Get into a routine of doing something in the morning that will allow you to focus throughout the rest of the day, such as working out, meditation, yoga, a bike ride. Any of these will help to start the day with a clear head.

Step-2: Plan Your Day:

Plan out the entire day, and do the best to stick to it. However, you want to do this at the end of the previous day, every day. Since the schedules frequently change throughout the week. Try to plan out the entire week will result in a lot of scratching things out. Naturally, things will come up, but I have made sure that my team is aware not to schedule day-of meetings unless it is an emergency.  And make sure if they do schedule an appointment, it’s right before or after a scheduled one versus breaking up my day already in the middle for convenience. It is about my deep work time, don’t mess with it!

Step-3: Include Long Stretches:

Draw out the blocks you have for your deep work time. Make sure when planning the day to give yourself as many long periods sustained without distraction by turning everything OFF or “do not disturb” mode. If you are answering emails or browsing the web, that’s schematic work, and you want to limit that as much as possible. You make sure to plan it for the very beginning or end of the day. 

It takes a ramp-up time to get into deep work mode, keep in mind. Here, a 30 min or even 60 min block of time between meetings or lunch can’t make sense for deep work to set aside.

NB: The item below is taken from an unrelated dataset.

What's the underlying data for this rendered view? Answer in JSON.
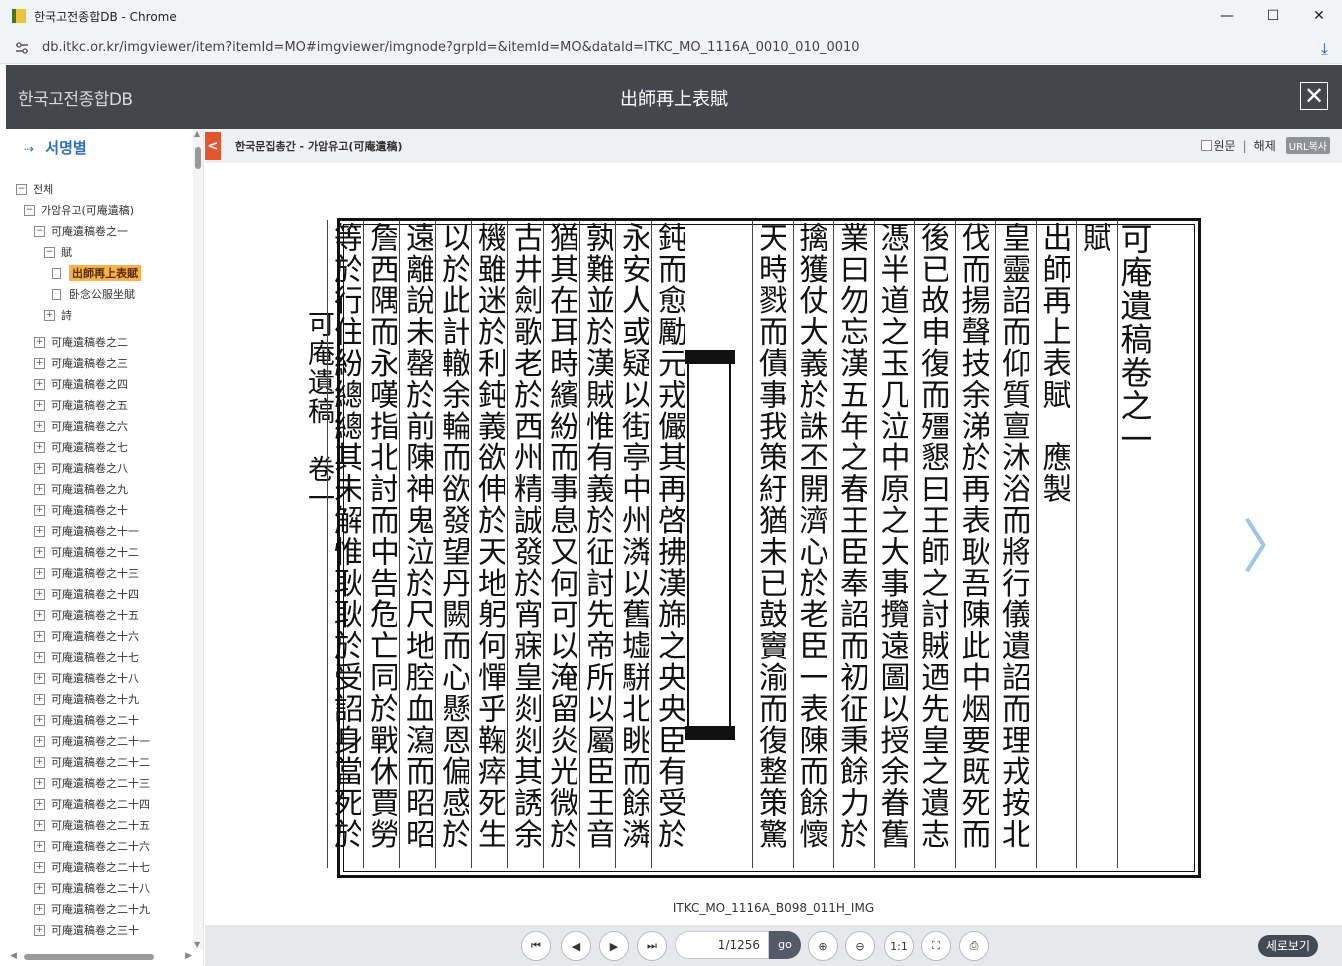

Thus, the step notably will be the hardest but will be well worth it in the end. I can expect a couple of weeks to get used to following through with the day plan, and you make sure to avoid distractions. Still, this will not work if you can’t avoid distractions.

Step-4: Learn Something New:

It allows you to get the work done faster.

It helps you to feel more accomplished at the end of each day.

It would help if you built up that ‘muscle’ to allow for more and more deep work hours overtime.

Step-5: End-of-day Ritual:

You need to plan out my next day (in my notebook).

You have to answer any remaining emails or calls.

You can take note of any new todos or carry over incomplete ones.

You must tally the number of deep work hours I was able to log in.

Stop thinking about work, period.